After the Coalition won the 2013 federal election with the promise (a scare campaign to others) to ‘axe the tax’, Australia is now back looking at the possibility of a carbon price. Indeed, Foreign Minister Julie Bishop signed a Paris declaration calling for new clear rules for international carbon trading. Although the Coalition will not revise its climate policies until 2017, carbon trading is a logical inclusion, particularly in light of International Monetary Fund managing director Christine Lagarde saying “the right carbon price” had to be at the centre of reducing emissions.

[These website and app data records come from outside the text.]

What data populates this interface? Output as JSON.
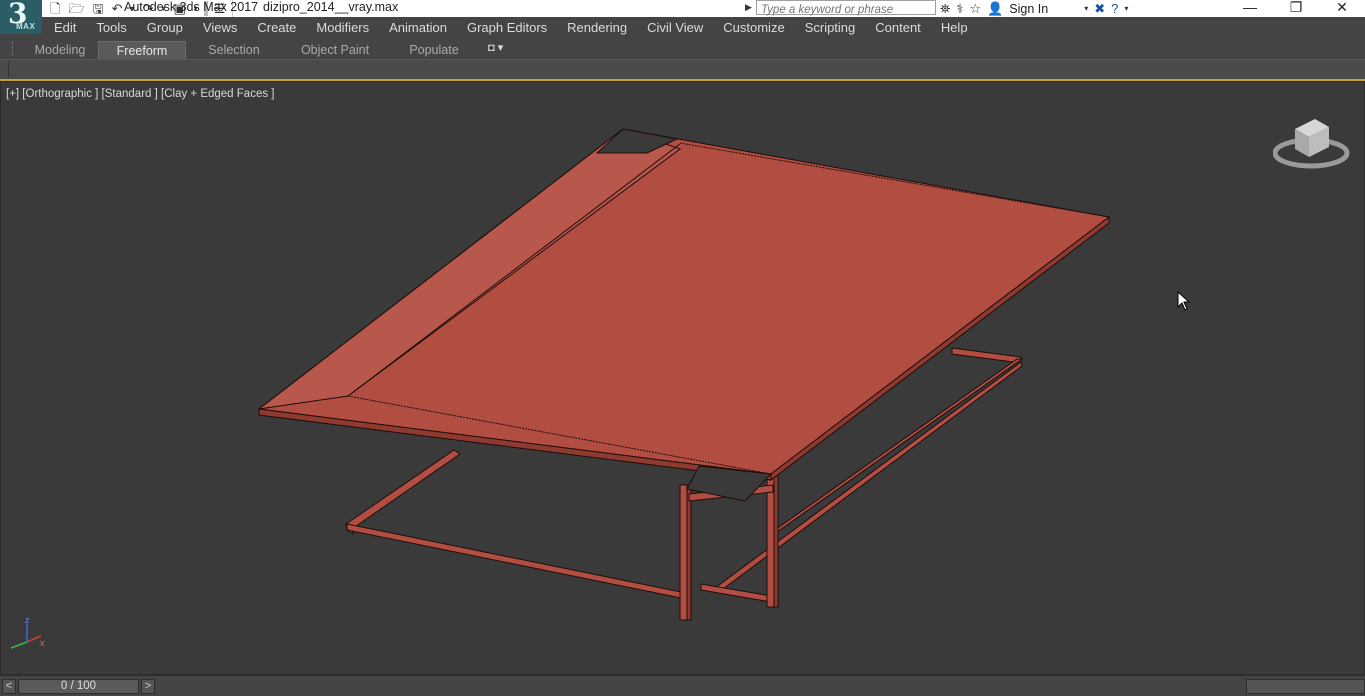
{
  "window": {
    "app_title": "Autodesk 3ds Max 2017",
    "file_name": "dizipro_2014__vray.max",
    "logo_big": "3",
    "logo_small": "MAX",
    "search_placeholder": "Type a keyword or phrase",
    "sign_in_label": "Sign In",
    "minimize_glyph": "—",
    "restore_glyph": "❐",
    "close_glyph": "✕"
  },
  "quick_access": {
    "icons": [
      "new-file-icon",
      "open-file-icon",
      "save-icon",
      "undo-icon",
      "redo-icon",
      "project-folder-icon"
    ]
  },
  "menu": {
    "items": [
      "Edit",
      "Tools",
      "Group",
      "Views",
      "Create",
      "Modifiers",
      "Animation",
      "Graph Editors",
      "Rendering",
      "Civil View",
      "Customize",
      "Scripting",
      "Content",
      "Help"
    ]
  },
  "ribbon": {
    "tabs": [
      "Modeling",
      "Freeform",
      "Selection",
      "Object Paint",
      "Populate"
    ],
    "active_tab": "Freeform"
  },
  "viewport": {
    "label": "[+] [Orthographic ] [Standard ] [Clay + Edged Faces ]",
    "axis_z": "z",
    "axis_x": "x",
    "background_color": "#3a3a3a",
    "model_color": "#b24d42"
  },
  "timeline": {
    "prev_label": "<",
    "next_label": ">",
    "frame_label": "0 / 100"
  },
  "colors": {
    "ribbon_accent": "#c8a03a",
    "active_tab_bg": "#5a5a5a"
  }
}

Before the Paris Agreement was finalised, Prime Minister Turnbull rejected signing onto an initiative by New Zealand to phase out subsidies to fossil fuel industries. His National colleagues were adamant that the diesel fuel rebate remain. Globally, these subsidies amount to over half a trillion dollars annually. Such money needs to be re-directed from fossil fuels to subsidising renewable energy.
Help thy neighbour
On helping finance developing countries to adapt to climate change, Australia has committed a mere billion dollars over four years, taking it from the existing aid budget. Here too, ambition has to be lifted, with $1.6 billion annually from new money, not from the aid budget. As has been noted many times, Australia is a wealthy country whose historical emissions have helped create the problems of climate change, and it is developing countries who have contributed least to the problem that will suffer most.
James Hansen, father of climate change awareness, says Paris talks ‘a fraud’ without a global carbon price.
Mere mention of the Paris climate talks is enough to make James Hansen grumpy. The former Nasa scientist, considered the father of global awareness of climate change, is a soft-spoken, almost diffident Iowan… Read full article in the Guardian.